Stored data
────

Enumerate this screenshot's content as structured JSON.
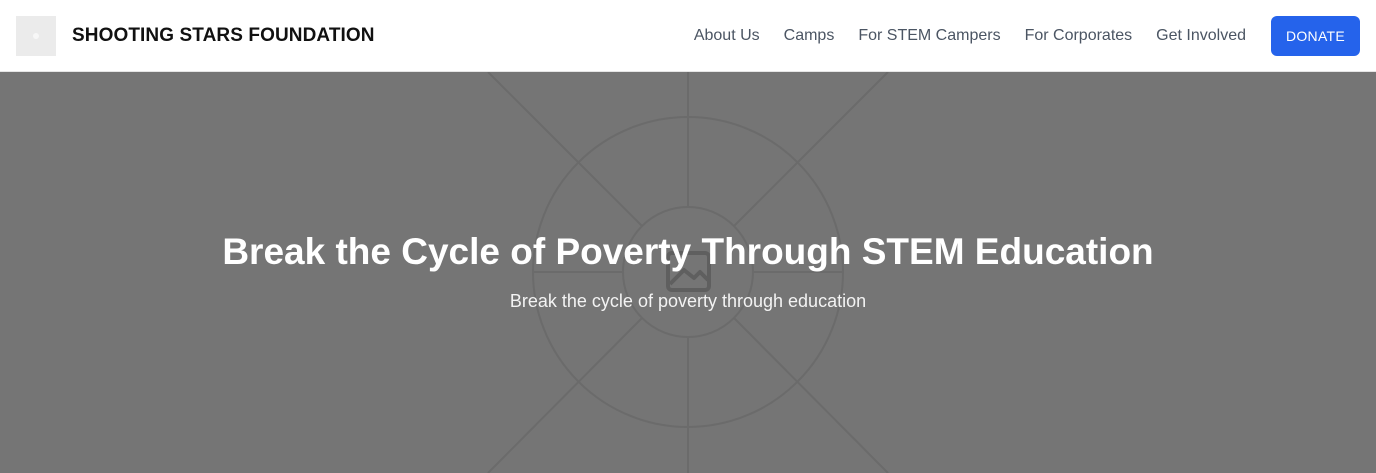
{
  "header": {
    "brand": "SHOOTING STARS FOUNDATION",
    "logo_icon": "logo-placeholder-icon",
    "nav": [
      {
        "label": "About Us"
      },
      {
        "label": "Camps"
      },
      {
        "label": "For STEM Campers"
      },
      {
        "label": "For Corporates"
      },
      {
        "label": "Get Involved"
      }
    ],
    "donate_label": "DONATE"
  },
  "hero": {
    "title": "Break the Cycle of Poverty Through STEM Education",
    "subtitle": "Break the cycle of poverty through education",
    "background_icon": "image-placeholder-icon"
  },
  "colors": {
    "accent": "#2563eb",
    "hero_bg": "#757575",
    "nav_text": "#4b5563"
  }
}
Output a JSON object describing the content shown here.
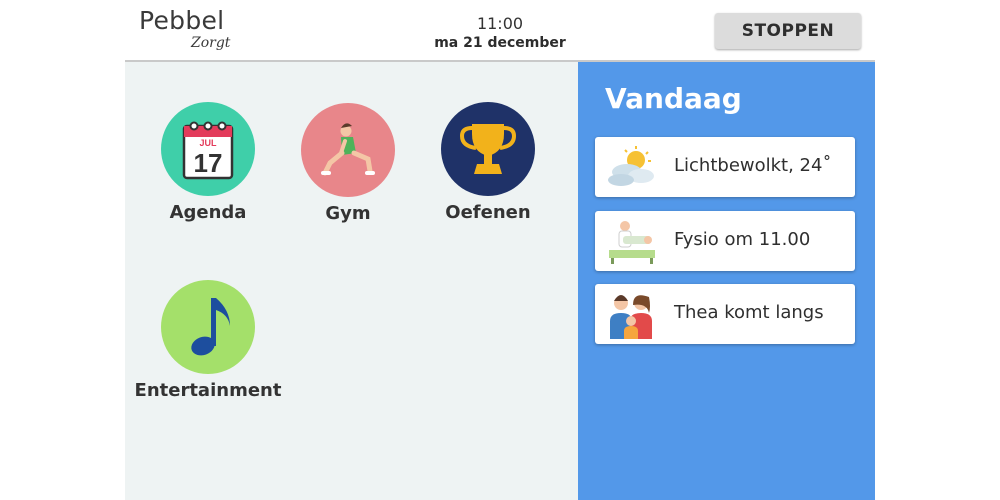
{
  "header": {
    "brand_name": "Pebbel",
    "brand_sub": "Zorgt",
    "time": "11:00",
    "date": "ma 21 december",
    "stop_label": "STOPPEN"
  },
  "apps": [
    {
      "label": "Agenda",
      "icon": "calendar-icon",
      "color": "#3fcfa9",
      "calendar_month": "JUL",
      "calendar_day": "17"
    },
    {
      "label": "Gym",
      "icon": "exercise-icon",
      "color": "#e8868a"
    },
    {
      "label": "Oefenen",
      "icon": "trophy-icon",
      "color": "#1f3268"
    },
    {
      "label": "Entertainment",
      "icon": "music-note-icon",
      "color": "#a4e06a"
    }
  ],
  "today": {
    "title": "Vandaag",
    "items": [
      {
        "text": "Lichtbewolkt, 24˚",
        "icon": "weather-partly-cloudy-icon"
      },
      {
        "text": "Fysio om 11.00",
        "icon": "physiotherapy-icon"
      },
      {
        "text": "Thea komt langs",
        "icon": "family-visit-icon"
      }
    ]
  },
  "colors": {
    "panel_left": "#eef3f3",
    "panel_right": "#5398e9",
    "stop_button": "#dcdcdc"
  }
}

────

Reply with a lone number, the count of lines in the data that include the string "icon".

_Exercise result_. 9